**WHAT YOU HAVE TO DO:**
Leave out all images and set down the records exactly as given.

=====

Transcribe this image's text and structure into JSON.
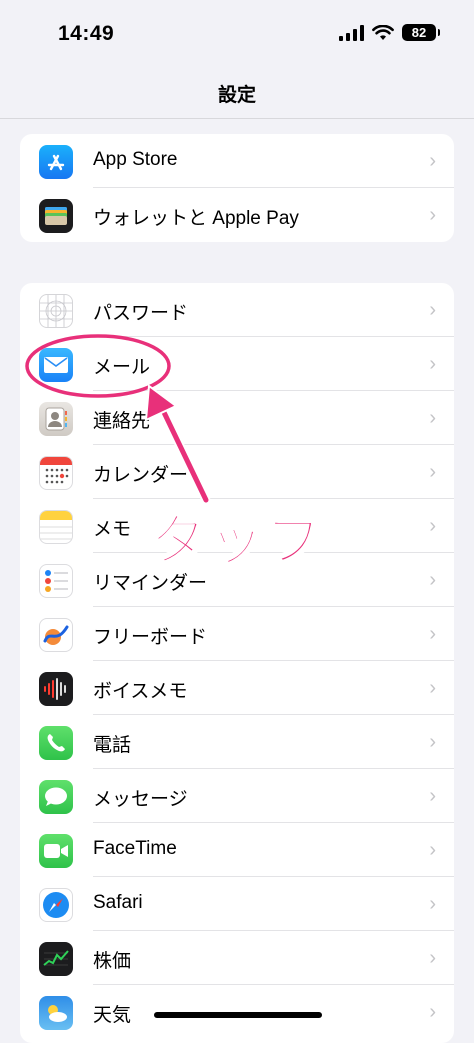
{
  "status": {
    "time": "14:49",
    "battery": "82"
  },
  "nav": {
    "title": "設定"
  },
  "group1": [
    {
      "label": "App Store",
      "icon": "app-store-icon"
    },
    {
      "label": "ウォレットと Apple Pay",
      "icon": "wallet-icon"
    }
  ],
  "group2": [
    {
      "label": "パスワード",
      "icon": "passwords-icon"
    },
    {
      "label": "メール",
      "icon": "mail-icon"
    },
    {
      "label": "連絡先",
      "icon": "contacts-icon"
    },
    {
      "label": "カレンダー",
      "icon": "calendar-icon"
    },
    {
      "label": "メモ",
      "icon": "notes-icon"
    },
    {
      "label": "リマインダー",
      "icon": "reminders-icon"
    },
    {
      "label": "フリーボード",
      "icon": "freeform-icon"
    },
    {
      "label": "ボイスメモ",
      "icon": "voice-memos-icon"
    },
    {
      "label": "電話",
      "icon": "phone-icon"
    },
    {
      "label": "メッセージ",
      "icon": "messages-icon"
    },
    {
      "label": "FaceTime",
      "icon": "facetime-icon"
    },
    {
      "label": "Safari",
      "icon": "safari-icon"
    },
    {
      "label": "株価",
      "icon": "stocks-icon"
    },
    {
      "label": "天気",
      "icon": "weather-icon"
    }
  ],
  "annotation": {
    "text": "タップ",
    "color": "#e8307a"
  }
}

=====

**TASK SOLUTION:**
Transcribe this image's text and structure into JSON.
{
  "status": {
    "time": "14:49",
    "battery": "82"
  },
  "nav": {
    "title": "設定"
  },
  "group1": [
    {
      "label": "App Store",
      "icon": "app-store-icon"
    },
    {
      "label": "ウォレットと Apple Pay",
      "icon": "wallet-icon"
    }
  ],
  "group2": [
    {
      "label": "パスワード",
      "icon": "passwords-icon"
    },
    {
      "label": "メール",
      "icon": "mail-icon"
    },
    {
      "label": "連絡先",
      "icon": "contacts-icon"
    },
    {
      "label": "カレンダー",
      "icon": "calendar-icon"
    },
    {
      "label": "メモ",
      "icon": "notes-icon"
    },
    {
      "label": "リマインダー",
      "icon": "reminders-icon"
    },
    {
      "label": "フリーボード",
      "icon": "freeform-icon"
    },
    {
      "label": "ボイスメモ",
      "icon": "voice-memos-icon"
    },
    {
      "label": "電話",
      "icon": "phone-icon"
    },
    {
      "label": "メッセージ",
      "icon": "messages-icon"
    },
    {
      "label": "FaceTime",
      "icon": "facetime-icon"
    },
    {
      "label": "Safari",
      "icon": "safari-icon"
    },
    {
      "label": "株価",
      "icon": "stocks-icon"
    },
    {
      "label": "天気",
      "icon": "weather-icon"
    }
  ],
  "annotation": {
    "text": "タップ",
    "color": "#e8307a"
  }
}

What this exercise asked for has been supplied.